For those unfamiliar with the material, Fahrenheit 451 refers to the temperature required for the printed page to be consumed. In Bradbury's world, firemen start fires rather than extinguish them. Instead of one day eradicating class difference through civil discourse (my neighbour in the studio, Zachary Leather of Balliol College, kindly told me that the student politics of the moment revolves around hounding Chris Patten about admissions and minorities), the state seeks by means of blitz squads and tracker dogs to eradicate the last traces of great works of literature and thought. The bread and circuses of Ancient Rome as popular panacea for getting through the day here has dwindled yet further into the anaesthesia of pill-popping.
Bradbury's drama places the focus squarely on its actors and the text. Herein lies its one weakness, a tendency for rhetoric - and occasionally repetitive rhetoric - to stand in for dialogue that's fully integrated into character and action. This may be one of those cases where the turning of the book into a play may have been more profitably done by an objective third-party, a little readier to wield the scissors, than by the novel's author. That said, there's plenty of striking, situational dialogue for the audience to get its teeth into.
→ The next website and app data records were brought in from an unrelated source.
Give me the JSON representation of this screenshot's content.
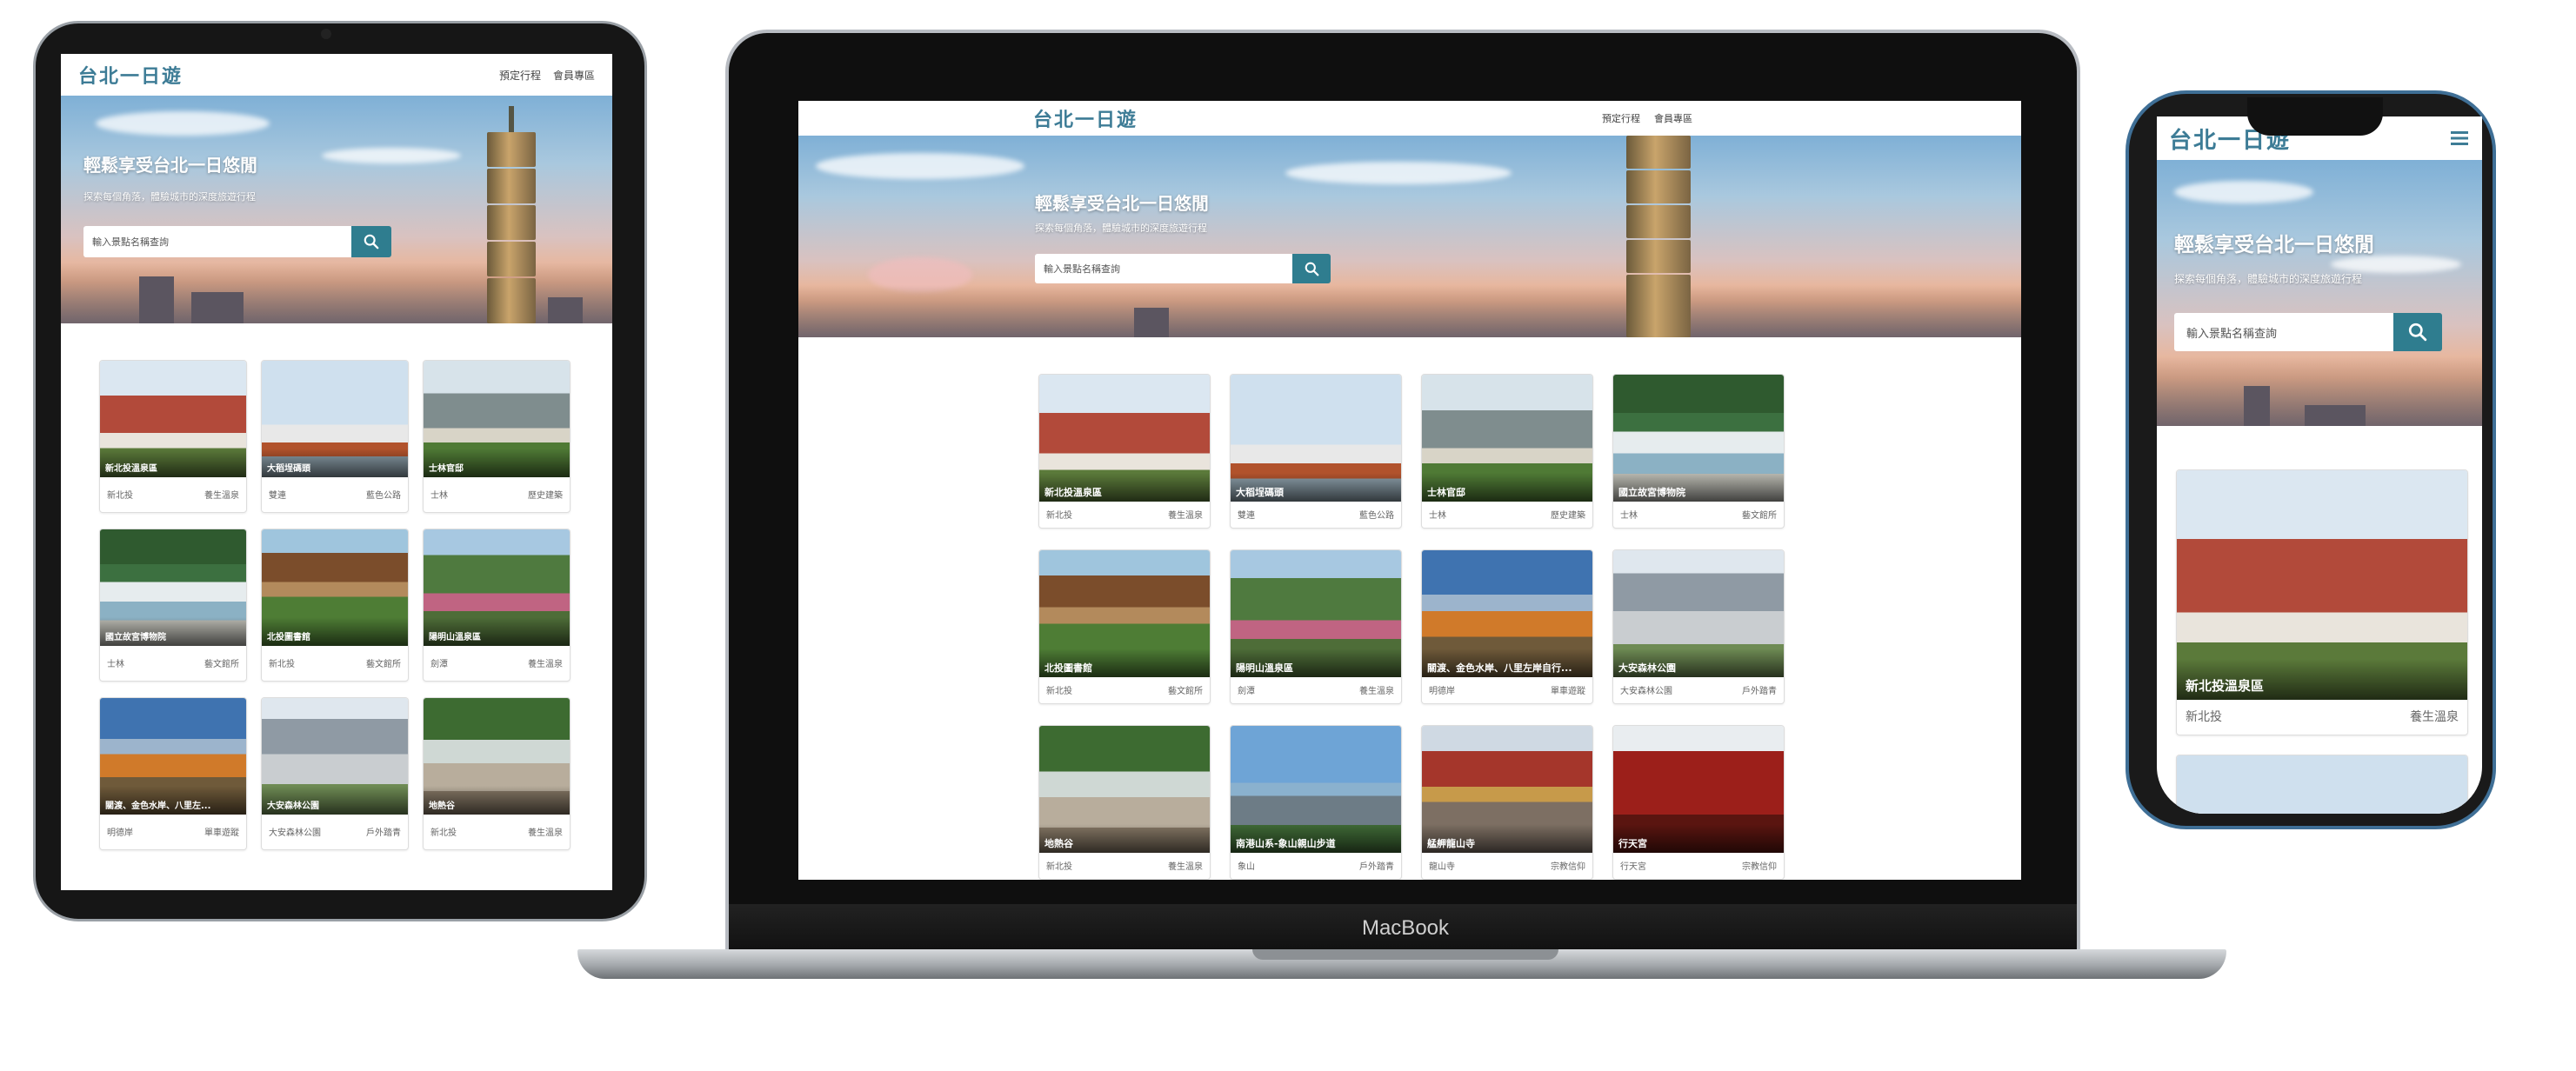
{
  "site": {
    "logo": "台北一日遊",
    "nav": [
      "預定行程",
      "會員專區"
    ],
    "hero_title": "輕鬆享受台北一日悠閒",
    "hero_sub": "探索每個角落，體驗城市的深度旅遊行程",
    "search_placeholder": "輸入景點名稱查詢"
  },
  "laptop_label": "MacBook",
  "attractions": [
    {
      "name": "新北投溫泉區",
      "mrt": "新北投",
      "category": "養生溫泉"
    },
    {
      "name": "大稻埕碼頭",
      "mrt": "雙連",
      "category": "藍色公路"
    },
    {
      "name": "士林官邸",
      "mrt": "士林",
      "category": "歷史建築"
    },
    {
      "name": "國立故宮博物院",
      "mrt": "士林",
      "category": "藝文館所"
    },
    {
      "name": "北投圖書館",
      "mrt": "新北投",
      "category": "藝文館所"
    },
    {
      "name": "陽明山溫泉區",
      "mrt": "劍潭",
      "category": "養生溫泉"
    },
    {
      "name": "關渡、金色水岸、八里左岸自行...",
      "mrt": "明德岸",
      "category": "單車遊蹤"
    },
    {
      "name": "大安森林公園",
      "mrt": "大安森林公園",
      "category": "戶外踏青"
    },
    {
      "name": "地熱谷",
      "mrt": "新北投",
      "category": "養生溫泉"
    },
    {
      "name": "南港山系-象山親山步道",
      "mrt": "象山",
      "category": "戶外踏青"
    },
    {
      "name": "艋舺龍山寺",
      "mrt": "龍山寺",
      "category": "宗教信仰"
    },
    {
      "name": "行天宮",
      "mrt": "行天宮",
      "category": "宗教信仰"
    }
  ],
  "tablet_captions": [
    "新北投溫泉區",
    "大稻埕碼頭",
    "士林官邸",
    "國立故宮博物院",
    "北投圖書館",
    "陽明山溫泉區",
    "關渡、金色水岸、八里左...",
    "大安森林公園",
    "地熱谷"
  ]
}
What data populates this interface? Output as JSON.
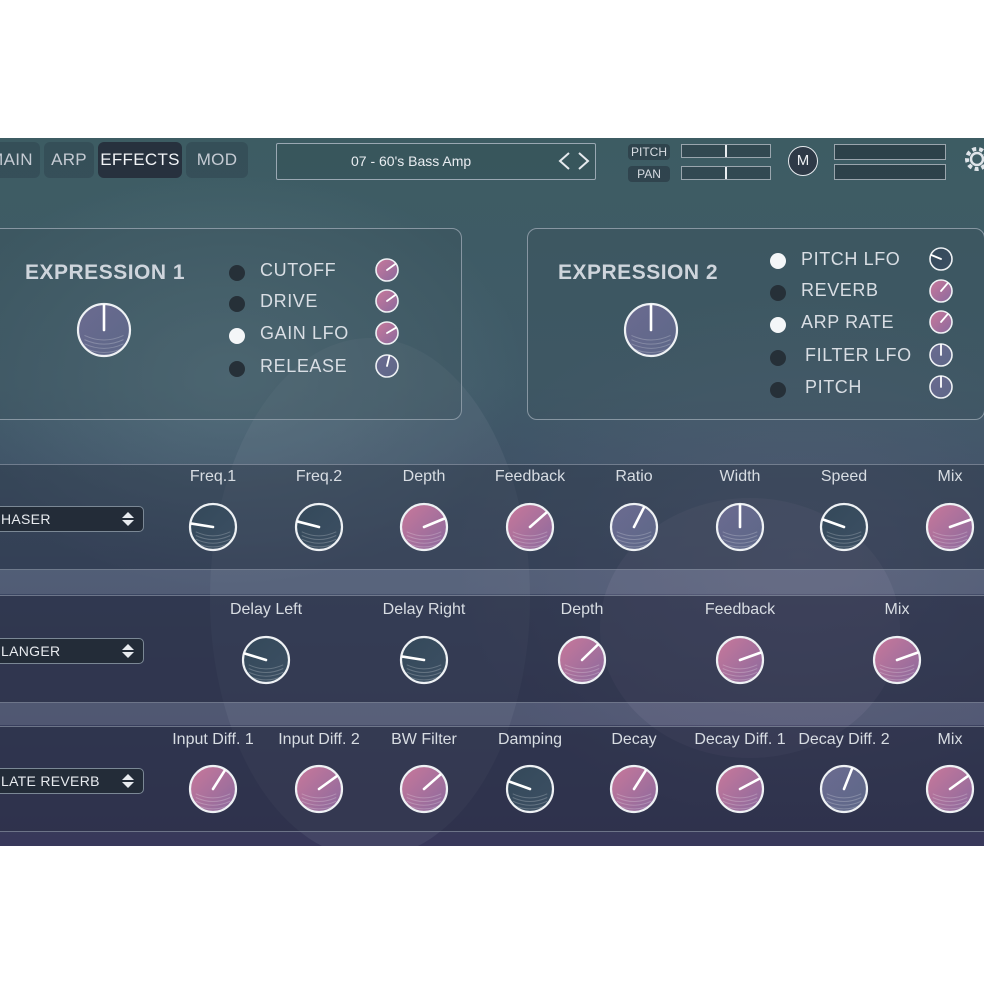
{
  "tabs": [
    {
      "label": "MAIN",
      "active": false
    },
    {
      "label": "ARP",
      "active": false
    },
    {
      "label": "EFFECTS",
      "active": true
    },
    {
      "label": "MOD",
      "active": false
    }
  ],
  "preset": {
    "name": "07 - 60's Bass Amp"
  },
  "pitch_label": "PITCH",
  "pan_label": "PAN",
  "m_button": "M",
  "expression1": {
    "title": "EXPRESSION 1",
    "targets": [
      {
        "label": "CUTOFF",
        "on": false,
        "amount": 0.7
      },
      {
        "label": "DRIVE",
        "on": false,
        "amount": 0.7
      },
      {
        "label": "GAIN LFO",
        "on": true,
        "amount": 0.72
      },
      {
        "label": "RELEASE",
        "on": false,
        "amount": 0.55
      }
    ]
  },
  "expression2": {
    "title": "EXPRESSION 2",
    "targets": [
      {
        "label": "PITCH LFO",
        "on": true,
        "amount": 0.25
      },
      {
        "label": "REVERB",
        "on": false,
        "amount": 0.65
      },
      {
        "label": "ARP RATE",
        "on": true,
        "amount": 0.65
      },
      {
        "label": "FILTER LFO",
        "on": false,
        "amount": 0.5
      },
      {
        "label": "PITCH",
        "on": false,
        "amount": 0.5
      }
    ]
  },
  "effects": [
    {
      "name": "HASER",
      "params": [
        {
          "label": "Freq.1",
          "value": 0.2
        },
        {
          "label": "Freq.2",
          "value": 0.22
        },
        {
          "label": "Depth",
          "value": 0.75
        },
        {
          "label": "Feedback",
          "value": 0.68
        },
        {
          "label": "Ratio",
          "value": 0.6
        },
        {
          "label": "Width",
          "value": 0.5
        },
        {
          "label": "Speed",
          "value": 0.24
        },
        {
          "label": "Mix",
          "value": 0.76
        }
      ]
    },
    {
      "name": "LANGER",
      "params": [
        {
          "label": "Delay Left",
          "value": 0.23
        },
        {
          "label": "Delay Right",
          "value": 0.2
        },
        {
          "label": "Depth",
          "value": 0.67
        },
        {
          "label": "Feedback",
          "value": 0.76
        },
        {
          "label": "Mix",
          "value": 0.76
        }
      ]
    },
    {
      "name": "LATE REVERB",
      "params": [
        {
          "label": "Input Diff. 1",
          "value": 0.62
        },
        {
          "label": "Input Diff. 2",
          "value": 0.7
        },
        {
          "label": "BW Filter",
          "value": 0.68
        },
        {
          "label": "Damping",
          "value": 0.24
        },
        {
          "label": "Decay",
          "value": 0.62
        },
        {
          "label": "Decay Diff. 1",
          "value": 0.73
        },
        {
          "label": "Decay Diff. 2",
          "value": 0.58
        },
        {
          "label": "Mix",
          "value": 0.7
        }
      ]
    }
  ]
}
The Michael Pilch Studio is a tight, black box of a space that's always going to give a headache or ten to the production that aspires to putting on ambitious, imaginative drama. But make no mistake: this is just what Drame Fatale has done. It has employed a raised platform measuring 6.5m x 2.6m plus a tiny, related area filled with cabin trunks, books and detritus. This space is then flooded with light, alternately pounded and massaged with sound effects (outstanding work from respectively Jen Hurd and Tegan Eldrige) employed as a home, a street, a wilderness beyond the city (by excellent designer Ksenia Kulakova) where enlightened folk are preserving great texts by memory against the day when the book-burners have dwindled and fallen on a pyre of their own invention. Not least, in a terrifying moment, the dais becomes a killing-ground where a programmed Hound of the Baskervilles roams and pounces. Pretty impressive stuff from a professional company; from a student drama group - well, one reaches for superlatives.
Chris Page is suitably morose, though possibly a little too low-key at times, as the disillusioned fireman Montag whose awakening is his death-warrant. He and his wife, Mildred (a suitably jerky, ultimately traitorous Sophia Rolt) inhabit a place crawling with pain and fear. There was not a single weak link in the casting. I liked the fire chief''s enforcers, Hugo McPherson and Archie Foster in their Doc Martens. Christian Amos as Professor Faber, bloody but unbowed, was unhurried but intense; a striking combination. But the standout has to be Ali Porteous' Captain Beatty, a swarthy figure in black with tan shoes. He dominates the stage, whether barking out orders, smarmily cajoling and entrapping Montag, declaiming his cod-philosophy, or indulging in mock self-pity. I didn't know whether to admire more his fluent movement or the range of his voice.
Director Charlotte Vickers told me afterwards she's been hard at it since the beginning of March, culminating in 4 or 5 weeks of rehearsals. She kindly shared with me the genesis of the project and the process of turning her artistic vision into reality. Instead of settling for something small-scale and safe, she's taken her cast and crew - and audience - out of their comfort zone and gone for something high, wide and handsome. This is what student drama should be about.
Dystopia awaits you on Jowett Walk. Don't miss it!